##### Data to process #####

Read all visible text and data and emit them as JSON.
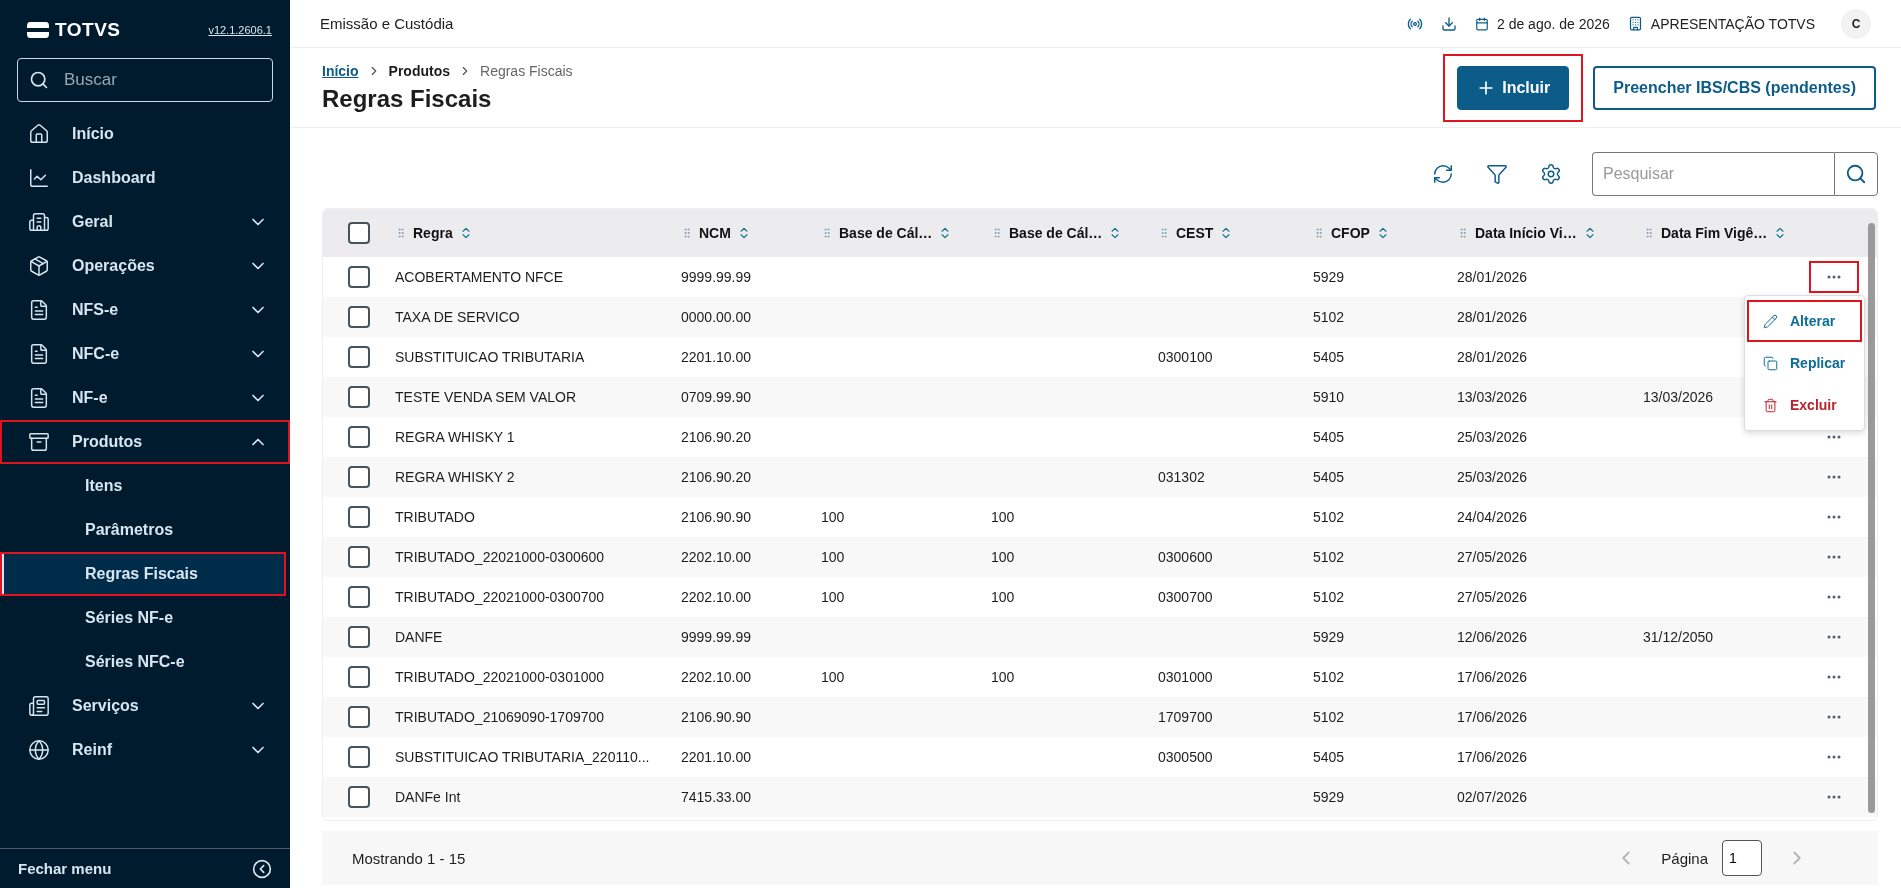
{
  "app": {
    "logo": "TOTVS",
    "version": "v12.1.2606.1"
  },
  "sidebar": {
    "search": {
      "placeholder": "Buscar"
    },
    "items": [
      {
        "label": "Início",
        "selected": false,
        "highlighted": false
      },
      {
        "label": "Dashboard",
        "selected": false,
        "highlighted": false
      },
      {
        "label": "Geral",
        "selected": false,
        "highlighted": false,
        "expanded": false
      },
      {
        "label": "Operações",
        "selected": false,
        "highlighted": false,
        "expanded": false
      },
      {
        "label": "NFS-e",
        "selected": false,
        "highlighted": false,
        "expanded": false
      },
      {
        "label": "NFC-e",
        "selected": false,
        "highlighted": false,
        "expanded": false
      },
      {
        "label": "NF-e",
        "selected": false,
        "highlighted": false,
        "expanded": false
      },
      {
        "label": "Produtos",
        "selected": false,
        "highlighted": true,
        "expanded": true,
        "children": [
          {
            "label": "Itens",
            "selected": false,
            "highlighted": false
          },
          {
            "label": "Parâmetros",
            "selected": false,
            "highlighted": false
          },
          {
            "label": "Regras Fiscais",
            "selected": true,
            "highlighted": true
          },
          {
            "label": "Séries NF-e",
            "selected": false,
            "highlighted": false
          },
          {
            "label": "Séries NFC-e",
            "selected": false,
            "highlighted": false
          }
        ]
      },
      {
        "label": "Serviços",
        "selected": false,
        "highlighted": false,
        "expanded": false
      },
      {
        "label": "Reinf",
        "selected": false,
        "highlighted": false,
        "expanded": false
      }
    ],
    "footer": "Fechar menu"
  },
  "topbar": {
    "title": "Emissão e Custódia",
    "date": "2 de ago. de 2026",
    "company": "APRESENTAÇÃO TOTVS",
    "avatar": "C"
  },
  "page": {
    "breadcrumb": [
      {
        "label": "Início",
        "kind": "link"
      },
      {
        "label": "Produtos",
        "kind": "parent"
      },
      {
        "label": "Regras Fiscais",
        "kind": "current"
      }
    ],
    "title": "Regras Fiscais",
    "actions": [
      {
        "label": "Incluir",
        "kind": "primary",
        "highlighted": true
      },
      {
        "label": "Preencher IBS/CBS (pendentes)",
        "kind": "secondary",
        "highlighted": false
      }
    ]
  },
  "toolbar": {
    "search": {
      "placeholder": "Pesquisar"
    }
  },
  "table": {
    "select_all": {
      "checked": false
    },
    "columns": [
      "Regra",
      "NCM",
      "Base de Cál…",
      "Base de Cál…",
      "CEST",
      "CFOP",
      "Data Início Vi…",
      "Data Fim Vigê…"
    ],
    "rows": [
      {
        "cells": [
          "ACOBERTAMENTO NFCE",
          "9999.99.99",
          "",
          "",
          "",
          "5929",
          "28/01/2026",
          ""
        ],
        "checked": false,
        "menu_button": true,
        "menu_highlighted": true
      },
      {
        "cells": [
          "TAXA DE SERVICO",
          "0000.00.00",
          "",
          "",
          "",
          "5102",
          "28/01/2026",
          ""
        ],
        "checked": false,
        "menu_button": false
      },
      {
        "cells": [
          "SUBSTITUICAO TRIBUTARIA",
          "2201.10.00",
          "",
          "",
          "0300100",
          "5405",
          "28/01/2026",
          ""
        ],
        "checked": false,
        "menu_button": false
      },
      {
        "cells": [
          "TESTE VENDA SEM VALOR",
          "0709.99.90",
          "",
          "",
          "",
          "5910",
          "13/03/2026",
          "13/03/2026"
        ],
        "checked": false,
        "menu_button": false
      },
      {
        "cells": [
          "REGRA WHISKY 1",
          "2106.90.20",
          "",
          "",
          "",
          "5405",
          "25/03/2026",
          ""
        ],
        "checked": false,
        "menu_button": true,
        "menu_highlighted": false
      },
      {
        "cells": [
          "REGRA WHISKY 2",
          "2106.90.20",
          "",
          "",
          "031302",
          "5405",
          "25/03/2026",
          ""
        ],
        "checked": false,
        "menu_button": true,
        "menu_highlighted": false
      },
      {
        "cells": [
          "TRIBUTADO",
          "2106.90.90",
          "100",
          "100",
          "",
          "5102",
          "24/04/2026",
          ""
        ],
        "checked": false,
        "menu_button": true,
        "menu_highlighted": false
      },
      {
        "cells": [
          "TRIBUTADO_22021000-0300600",
          "2202.10.00",
          "100",
          "100",
          "0300600",
          "5102",
          "27/05/2026",
          ""
        ],
        "checked": false,
        "menu_button": true,
        "menu_highlighted": false
      },
      {
        "cells": [
          "TRIBUTADO_22021000-0300700",
          "2202.10.00",
          "100",
          "100",
          "0300700",
          "5102",
          "27/05/2026",
          ""
        ],
        "checked": false,
        "menu_button": true,
        "menu_highlighted": false
      },
      {
        "cells": [
          "DANFE",
          "9999.99.99",
          "",
          "",
          "",
          "5929",
          "12/06/2026",
          "31/12/2050"
        ],
        "checked": false,
        "menu_button": true,
        "menu_highlighted": false
      },
      {
        "cells": [
          "TRIBUTADO_22021000-0301000",
          "2202.10.00",
          "100",
          "100",
          "0301000",
          "5102",
          "17/06/2026",
          ""
        ],
        "checked": false,
        "menu_button": true,
        "menu_highlighted": false
      },
      {
        "cells": [
          "TRIBUTADO_21069090-1709700",
          "2106.90.90",
          "",
          "",
          "1709700",
          "5102",
          "17/06/2026",
          ""
        ],
        "checked": false,
        "menu_button": true,
        "menu_highlighted": false
      },
      {
        "cells": [
          "SUBSTITUICAO TRIBUTARIA_220110...",
          "2201.10.00",
          "",
          "",
          "0300500",
          "5405",
          "17/06/2026",
          ""
        ],
        "checked": false,
        "menu_button": true,
        "menu_highlighted": false
      },
      {
        "cells": [
          "DANFe Int",
          "7415.33.00",
          "",
          "",
          "",
          "5929",
          "02/07/2026",
          ""
        ],
        "checked": false,
        "menu_button": true,
        "menu_highlighted": false
      }
    ],
    "row_menu": {
      "items": [
        {
          "label": "Alterar",
          "kind": "edit",
          "highlighted": true
        },
        {
          "label": "Replicar",
          "kind": "copy",
          "highlighted": false
        },
        {
          "label": "Excluir",
          "kind": "delete",
          "highlighted": false
        }
      ]
    }
  },
  "footer": {
    "summary": "Mostrando 1 - 15",
    "page_label": "Página",
    "page": "1",
    "prev_disabled": true,
    "next_disabled": true
  }
}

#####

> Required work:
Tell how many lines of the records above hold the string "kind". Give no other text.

> Solution:
8